       logged in, for example to allow screen to persist after the user logs
       out, even if the session scope is terminated. In the default
       configuration, users can enable lingering for themselves:

           $ loginctl enable-linger

       Example 6. Return value

           $ systemd-run --user --wait true
           $ systemd-run --user --wait -p SuccessExitStatus=11 bash -c 'exit 11'
           $ systemd-run --user --wait -p SuccessExitStatus=SIGUSR1 bash -c 'kill -SIGUSR1 $$$$'

       Those three invocations will succeed, i.e. terminate with an exit
       code of 0.

SEE ALSO         top

       systemd(1), systemctl(1), systemd.unit(5), systemd.service(5),
       systemd.scope(5), systemd.slice(5), systemd.exec(5),
       systemd.resource-control(5), systemd.timer(5), systemd-mount(1),
       machinectl(1)

COLOPHON         top
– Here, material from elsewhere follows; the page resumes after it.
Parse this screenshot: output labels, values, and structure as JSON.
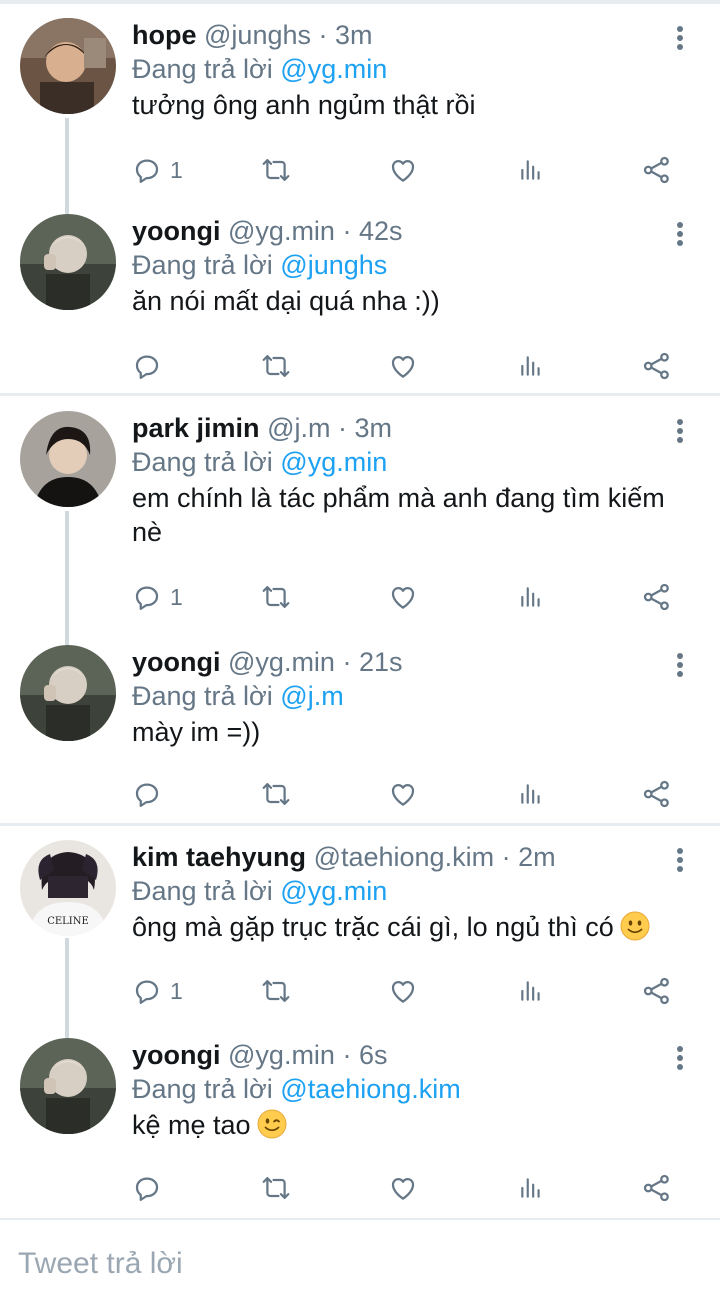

       This page is part of the systemd (systemd system and service manager)
       project.  Information about the project can be found at 
       ⟨http://www.freedesktop.org/wiki/Software/systemd⟩.  If you have a bug
       report for this manual page, see
       ⟨http://www.freedesktop.org/wiki/Software/systemd/#bugreports⟩.  This
       page was obtained from the project's upstream Git repository
       ⟨https://github.com/systemd/systemd.git⟩ on 2020-06-09.  (At that
       time, the date of the most recent commit that was found in the repos‐
       itory was 2020-06-09.)  If you discover any rendering problems in
       this HTML version of the page, or you believe there is a better or
       more up-to-date source for the page, or you have corrections or
       improvements to the information in this COLOPHON (which is not part
       of the original manual page), send a mail to man-pages@man7.org

systemd 245                                                   SYSTEMD-RUN(1)

Pages that refer to this page: machinectl(1)systemd-mount(1)systemd-socket-activate(1)systemd-umount(1)logind.conf(5)logind.conf.d(5)systemd.scope(5)systemd.service(5)30-systemd-environment-d-generator(7)systemd.directives(7)systemd.index(7)